All along the way, the coach provides guidance, support, motivation, and accountability. It’s good to place an emphasis on positive reinforcement, providing rewards and celebrating victories on the journey.

“Soft” Skills in an Evolving Industry

It’s important to note the changing industry landscape, where sales reps are becoming advisors more than just “sellers.” That means that a successful rep needs even more skills than before. Some refer to these as “soft” skills. We’re talking about abilities such as emotional intelligence, influence, and interpersonal communication.

With this in mind, a good coach helps their clients develop these qualities along with traditional sales skills.

Sales Coaching Resources and Tools

Tons of excellent coaching resources and tools exist out there. Let’s take a look at just a few to get you started.

HubSpot Sales Coaching for Managers

HubSpot Sales Coaching for Managers is a free lesson from HubSpot Academy. It comprises three videos, and you can complete it in less than an hour. By the end, you should know why coaching is important, how to be a better coach, and how to cultivate a coaching culture within your sales team. You’ll also learn how to design a sales coaching program and how to handle people on your team who don’t perform at the standards you set.

Chorus & Gong

Chorus and Gong are two different applications. Each one analyzes customer interactions to provide actionable data. You can quickly figure out who needs coaching, what areas they need to improve in, and what progress they’re making over time.

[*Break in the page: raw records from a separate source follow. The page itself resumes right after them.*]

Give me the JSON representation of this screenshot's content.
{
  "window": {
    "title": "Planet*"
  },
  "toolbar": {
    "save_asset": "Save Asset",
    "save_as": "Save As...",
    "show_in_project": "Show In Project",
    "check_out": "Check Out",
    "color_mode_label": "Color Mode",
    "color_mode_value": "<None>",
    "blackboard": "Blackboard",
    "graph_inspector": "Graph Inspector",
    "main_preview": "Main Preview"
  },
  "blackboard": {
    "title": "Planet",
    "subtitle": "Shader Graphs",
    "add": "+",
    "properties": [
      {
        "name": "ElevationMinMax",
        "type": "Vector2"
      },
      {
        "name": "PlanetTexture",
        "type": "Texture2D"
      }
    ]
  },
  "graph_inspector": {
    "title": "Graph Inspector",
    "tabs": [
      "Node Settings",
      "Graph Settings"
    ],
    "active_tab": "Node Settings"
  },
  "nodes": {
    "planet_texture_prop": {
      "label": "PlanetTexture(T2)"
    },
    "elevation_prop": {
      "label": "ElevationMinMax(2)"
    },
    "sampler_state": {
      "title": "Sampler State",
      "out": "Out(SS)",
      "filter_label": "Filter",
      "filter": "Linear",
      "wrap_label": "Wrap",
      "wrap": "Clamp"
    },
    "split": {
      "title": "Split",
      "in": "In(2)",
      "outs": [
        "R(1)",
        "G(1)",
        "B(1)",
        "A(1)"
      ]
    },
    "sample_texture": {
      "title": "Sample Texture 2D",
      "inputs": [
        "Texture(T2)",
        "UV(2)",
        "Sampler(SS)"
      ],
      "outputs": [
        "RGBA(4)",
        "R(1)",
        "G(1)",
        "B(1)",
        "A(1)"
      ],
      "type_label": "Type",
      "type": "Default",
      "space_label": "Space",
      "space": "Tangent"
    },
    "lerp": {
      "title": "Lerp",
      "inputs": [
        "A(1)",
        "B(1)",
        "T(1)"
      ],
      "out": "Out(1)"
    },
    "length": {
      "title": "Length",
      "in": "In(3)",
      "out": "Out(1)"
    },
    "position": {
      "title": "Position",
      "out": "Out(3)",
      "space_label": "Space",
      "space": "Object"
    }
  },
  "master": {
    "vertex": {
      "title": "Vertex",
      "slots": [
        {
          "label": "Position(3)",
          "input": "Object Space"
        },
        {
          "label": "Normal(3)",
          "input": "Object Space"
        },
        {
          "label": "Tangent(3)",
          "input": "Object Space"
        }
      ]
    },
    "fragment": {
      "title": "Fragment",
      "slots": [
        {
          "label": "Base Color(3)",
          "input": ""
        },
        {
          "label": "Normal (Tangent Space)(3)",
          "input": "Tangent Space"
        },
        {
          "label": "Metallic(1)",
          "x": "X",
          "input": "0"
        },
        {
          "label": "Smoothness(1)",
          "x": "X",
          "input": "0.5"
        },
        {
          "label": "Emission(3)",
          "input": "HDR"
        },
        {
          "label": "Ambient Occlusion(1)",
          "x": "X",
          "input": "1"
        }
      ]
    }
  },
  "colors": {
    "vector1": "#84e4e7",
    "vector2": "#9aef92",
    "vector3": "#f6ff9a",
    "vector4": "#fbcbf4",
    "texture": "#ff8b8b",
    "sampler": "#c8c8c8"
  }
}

Learn more about Chorus.

Learn more about Gong.


With Yoodli, you can practice sales scripts, elevator pitches, responding to questions, and more. Yoodli is an AI speech coach, and human coaches love to use it to supplement their practice.

What Is Sales Coaching - A Complete Guide - Yoodli

These short videos show how communication coaches use Yoodli with clients. You’ll learn how you can use Yoodli in your Zoom calls, take advantage of timestamped feedback, and more. Here’s how one executive coach uses Yoodli in his business.

Is Sales Coaching for You?

Whether you’re a rep or a manager, sales coaching can benefit you, your team, and your company. Give your career a boost, and improve your team’s bottom line while you’re at it!


Start practicing with Yoodli.

Getting better at speaking is getting easier. Record or upload a speech and let our AI Speech Coach analyze your speaking and give you feedback.

Get Yoodli for free